Sberbank’s Competition asks to predict prices in Moscow’s volatilize housing market.
The dataset consists of about 30,000 transactions, with almost 300 features (e.g. square footage, number of floors, vicinity to schools, workplaces, factories, etc.), as well as macroeconomic information such as currency exchange rates, income per capita, and average rental values.
An exploratory data analysis revealed that the correlation matrix exhibited the presence of several blocks of redundant, non-orthogonal features, which could be merged together to reduce dimensionality without substantial loss of information. Likewise, an inspection of macroeconomic data showed that very few of those features were relevant to price prediction.
A close examination of the housing price distribution showed that although the majority of prices followed a Gaussian-like distribution, there were prominent spikes at 1, 2, and 3 million rubles. The reasons for this were unclear. A deeper inspection into other features revealed severe data quality issues. There were numerous missing values, inconsistencies, and cases of either errors or outright fraud in the market.
My initial approach involved various models (such as regularized linear regression, random forests, and gradient-boosted decision trees) with preprocessing in the form of data imputation, dimensionality reduction, standardization, and scaling.
I removed extreme outliers, dropped features with mostly missing values, and filled in other missing values with corresponding median or modal values. Text-based features were converted to ordinal features or non-ordinal dummy variables. Highly uncorrelated variables were removed. Highly skewed variables were log-normalized.
Examination of predicted vs. measured plots and residual distribution plots showed the 1M, 2M, 3M spikes causing deep problems. To alleviate the issue I tried several solutions. In one approach I dropped the problematic prices and replaced their values with those determined by the MICE algorithm. In another approach, I separated the problematic data points into a separate data set, trained an initial classifier on the clean data, predicted the values of the “dirty” data set, and then retrained a classifier on the new data set.

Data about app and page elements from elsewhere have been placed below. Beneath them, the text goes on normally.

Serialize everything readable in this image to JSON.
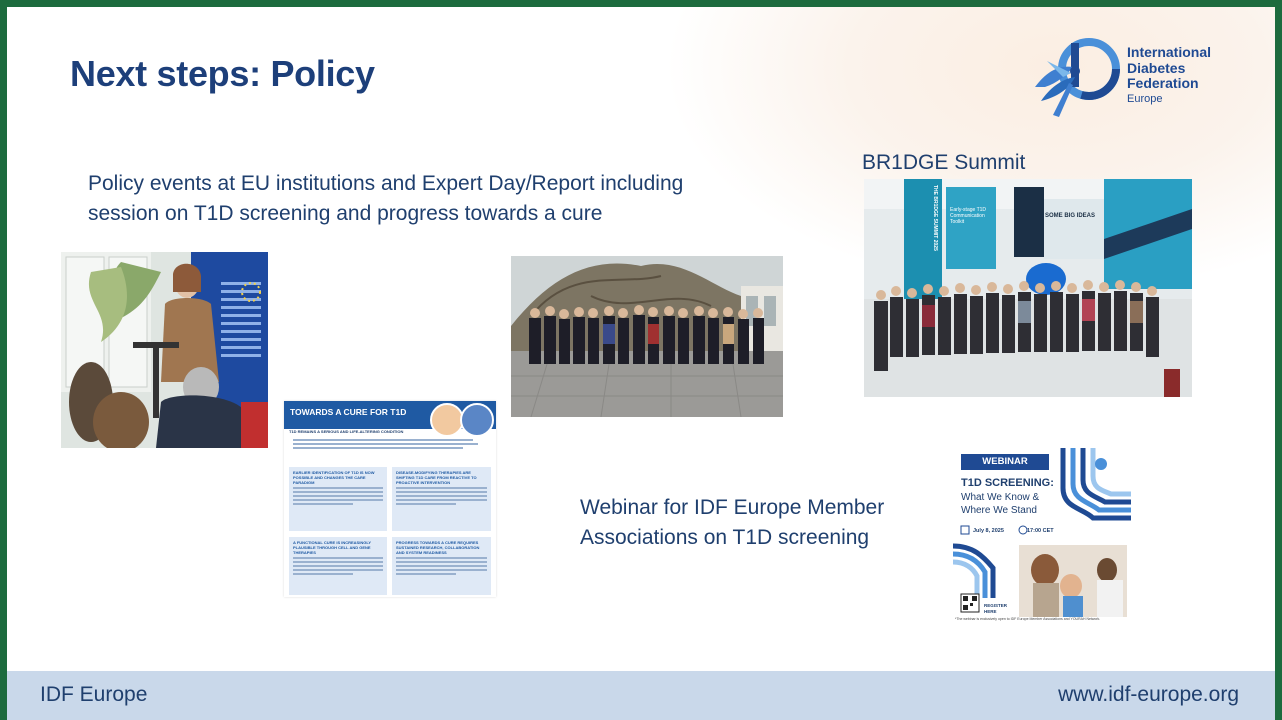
{
  "slide": {
    "title": "Next steps: Policy"
  },
  "logo": {
    "line1": "International",
    "line2": "Diabetes",
    "line3": "Federation",
    "line4": "Europe",
    "icon": "hummingbird-logo-icon"
  },
  "policy": {
    "line1": "Policy events at EU institutions and Expert Day/Report including",
    "line2": "session on T1D screening and progress towards a cure"
  },
  "bridge": {
    "label": "BR1DGE Summit",
    "banner1": "THE BR1DGE SUMMIT 2025",
    "banner2": "SOME BIG IDEAS",
    "banner3": "Early-stage T1D Communication Toolkit"
  },
  "webinar_text": {
    "line1": "Webinar for IDF Europe Member",
    "line2": "Associations on T1D screening"
  },
  "report": {
    "title": "TOWARDS A CURE FOR T1D",
    "subtitle": "T1D REMAINS A SERIOUS AND LIFE-ALTERING CONDITION",
    "box1": "EARLIER IDENTIFICATION OF T1D IS NOW POSSIBLE AND CHANGES THE CARE PARADIGM",
    "box2": "DISEASE-MODIFYING THERAPIES ARE SHIFTING T1D CARE FROM REACTIVE TO PROACTIVE INTERVENTION",
    "box3": "A FUNCTIONAL CURE IS INCREASINGLY PLAUSIBLE THROUGH CELL AND GENE THERAPIES",
    "box4": "PROGRESS TOWARDS A CURE REQUIRES SUSTAINED RESEARCH, COLLABORATION AND SYSTEM READINESS"
  },
  "webcard": {
    "badge": "WEBINAR",
    "title": "T1D SCREENING:",
    "sub1": "What We Know &",
    "sub2": "Where We Stand",
    "date": "July 8, 2025",
    "time": "17:00 CET",
    "register1": "REGISTER",
    "register2": "HERE",
    "note": "*The webinar is exclusively open to IDF Europe Member Associations and YOURAH Network."
  },
  "footer": {
    "left": "IDF Europe",
    "right": "www.idf-europe.org"
  },
  "colors": {
    "frame": "#1d6b3e",
    "title": "#1d3f7a",
    "text": "#1f3f6e",
    "footer_bg": "#c9d8ea",
    "accent": "#1f5aa3"
  }
}
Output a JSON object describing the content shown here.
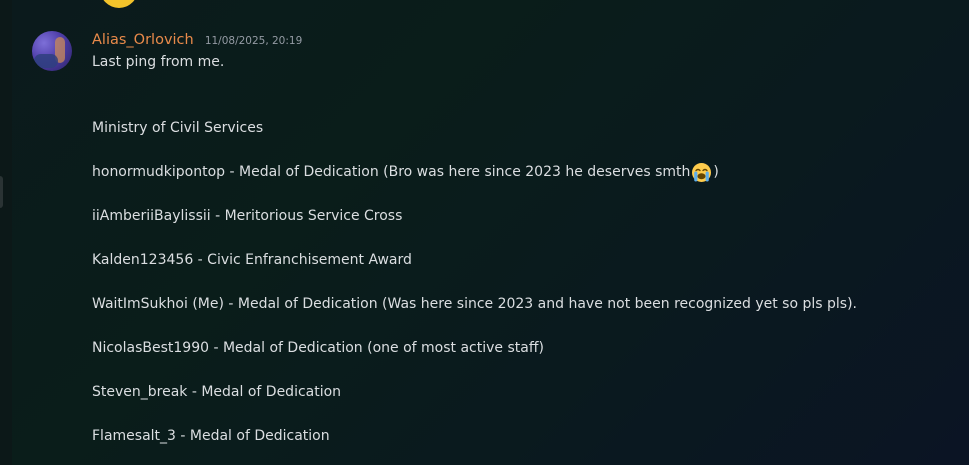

This approach, combination with merging of several other models, was enough to get me in 302 out of 3274, a bronze model!